Dramatic week in the markets… Currency report 16 AugBy james tweed • Aug 17th, 2010 • Category: Currency
Full transcript :
Thank you for downloading this foreign exchange podcast from CoracleOnline.com, professional development specialists, in association with Crossbar fx, for August 16th 2010. This podcast is sponsored by ShipServ, the world’s leading e-marketplace for the buying & selling ship supplies. You can find out more at ShipServ.com.
The US Federal Reserve was at the centre of a dramatic week in the markets last week as it significantly downgraded its outlook for the US economy and thereby heightening fears that the global recovery was losing steam. They maintained their level of quantative easing by re investing some paid-back funds, so effectively keeping the policy from tightening. As a result there was a lot of safe haven buying of Yen and US Dollars. Dollar bonds also did well as the prospect of interest rate hikes are so far away in the US that the small yields on Treasury Bills looks appetising.
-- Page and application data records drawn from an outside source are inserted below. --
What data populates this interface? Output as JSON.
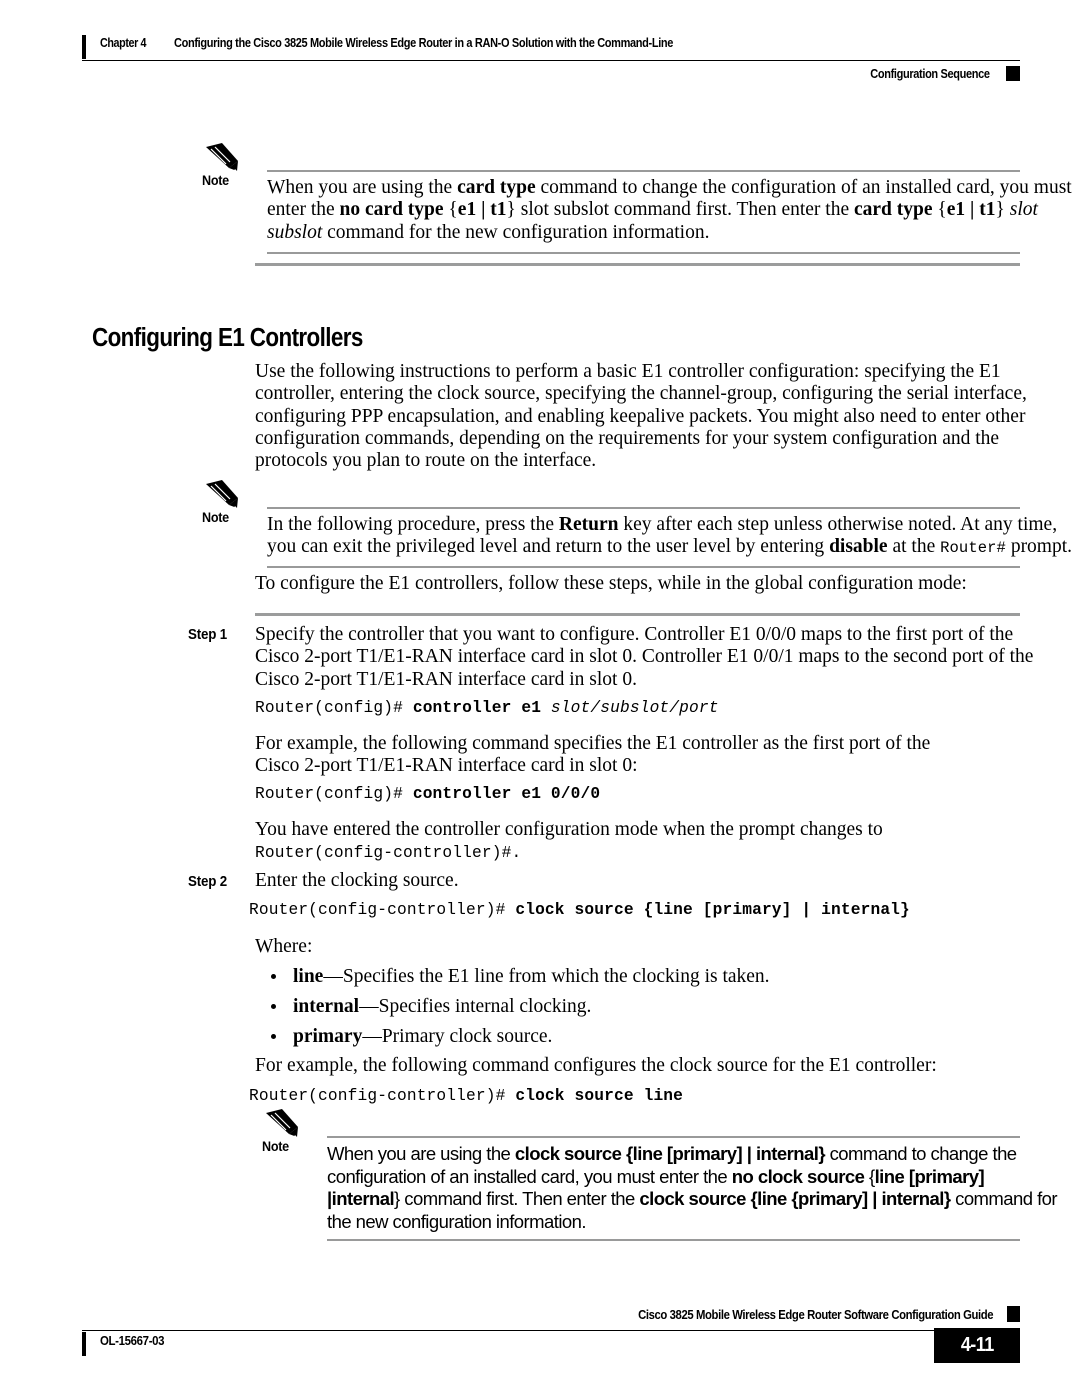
{
  "header": {
    "chapter": "Chapter 4",
    "title": "Configuring the Cisco 3825 Mobile Wireless Edge Router in a RAN-O Solution with the Command-Line",
    "section": "Configuration Sequence"
  },
  "notes": {
    "label": "Note",
    "note1": {
      "line1_a": "When you are using the ",
      "line1_b": "card type",
      "line1_c": " command to change the configuration of an installed card, you must",
      "line2_a": "enter the ",
      "line2_b": "no card type",
      "line2_c": " {",
      "line2_d": "e1 | t1",
      "line2_e": "} slot subslot command first. Then enter the ",
      "line2_f": "card type",
      "line2_g": " {",
      "line2_h": "e1 | t1",
      "line2_i": "} ",
      "line2_j": "slot",
      "line3_a": "subslot",
      "line3_b": " command for the new configuration information."
    },
    "note2": {
      "line1_a": "In the following procedure, press the ",
      "line1_b": "Return",
      "line1_c": " key after each step unless otherwise noted. At any time,",
      "line2_a": "you can exit the privileged level and return to the user level by entering ",
      "line2_b": "disable",
      "line2_c": " at the ",
      "line2_d": "Router#",
      "line2_e": " prompt."
    },
    "note3": {
      "line1_a": "When you are using the ",
      "line1_b": "clock source {line [primary] | internal}",
      "line1_c": " command to change the",
      "line2_a": "configuration of an installed card, you must enter the ",
      "line2_b": "no clock source",
      "line2_c": " {",
      "line2_d": "line [primary]",
      "line3_a": "|internal",
      "line3_b": "} command first. Then enter the ",
      "line3_c": "clock source {line {primary] | internal}",
      "line3_d": " command for",
      "line4_a": "the new configuration information."
    }
  },
  "heading": "Configuring E1 Controllers",
  "intro": {
    "line1": "Use the following instructions to perform a basic E1 controller configuration: specifying the E1",
    "line2": "controller, entering the clock source, specifying the channel-group, configuring the serial interface,",
    "line3": "configuring PPP encapsulation, and enabling keepalive packets. You might also need to enter other",
    "line4": "configuration commands, depending on the requirements for your system configuration and the",
    "line5": "protocols you plan to route on the interface."
  },
  "lead_in": "To configure the E1 controllers, follow these steps, while in the global configuration mode:",
  "steps": {
    "step1": {
      "label": "Step 1",
      "line1": "Specify the controller that you want to configure. Controller E1 0/0/0 maps to the first port of the",
      "line2": "Cisco 2-port T1/E1-RAN interface card in slot 0. Controller E1 0/0/1 maps to the second port of the",
      "line3": "Cisco 2-port T1/E1-RAN interface card in slot 0.",
      "cmd_prompt": "Router(config)# ",
      "cmd_bold": "controller e1",
      "cmd_italic": " slot/subslot/port",
      "example_line1": "For example, the following command specifies the E1 controller as the first port of the",
      "example_line2": "Cisco 2-port T1/E1-RAN interface card in slot 0:",
      "example_cmd_prompt": "Router(config)# ",
      "example_cmd_bold": "controller e1 0/0/0",
      "result_text": "You have entered the controller configuration mode when the prompt changes to",
      "result_code": "Router(config-controller)#."
    },
    "step2": {
      "label": "Step 2",
      "line1": "Enter the clocking source.",
      "cmd_prompt": "Router(config-controller)# ",
      "cmd_bold": "clock source {line [primary] | internal}",
      "where_label": "Where:",
      "bullets": [
        {
          "term": "line",
          "desc": "—Specifies the E1 line from which the clocking is taken."
        },
        {
          "term": "internal",
          "desc": "—Specifies internal clocking."
        },
        {
          "term": "primary",
          "desc": "—Primary clock source."
        }
      ],
      "example_line1": "For example, the following command configures the clock source for the E1 controller:",
      "example_cmd_prompt": "Router(config-controller)# ",
      "example_cmd_bold": "clock source line"
    }
  },
  "footer": {
    "guide": "Cisco 3825 Mobile Wireless Edge Router Software Configuration Guide",
    "doc_id": "OL-15667-03",
    "page_number": "4-11"
  }
}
Slowing domestic demand in China also spooked the markets. If they are not buying, and the US consumer isn’t either, then economic growth looks difficult to achieve. Worries about peripheral Eurozone economies also returned : Germany may be growing 2.2%, but Spain, Portugal and Greece all registered near zero or contraction. Fears about the bailing out of allied Irish Bank also spooked the markets – so the euro saw weakness while the US Dollar saw safe haven buying. Holding euros now is not being seen as a smart idea in banking circles.
Sterling’s recent progress against the Dollar was halted when the equity markets reacted to the news about the economy and the prospects going forward. In times of uncertainty it still pays to own Dollars.
So, where next for Sterling? Most forecasters think weakness is on the cards again when the cuts due in October are announced, that job losses are expected to rise and that growth shows no sign of appearing and that quantative easing may be extended. As always there are those who think sterling should strengthen against the euro based on the “they are worse than us” argument (which does seem valid) and that sterling will do well against the Dollar once we begin putting up interest rates, but as that seems unlikely until 2011 the uncertainty continues and Sterling adjusts as each new headline grabs hold.
Thanks for listening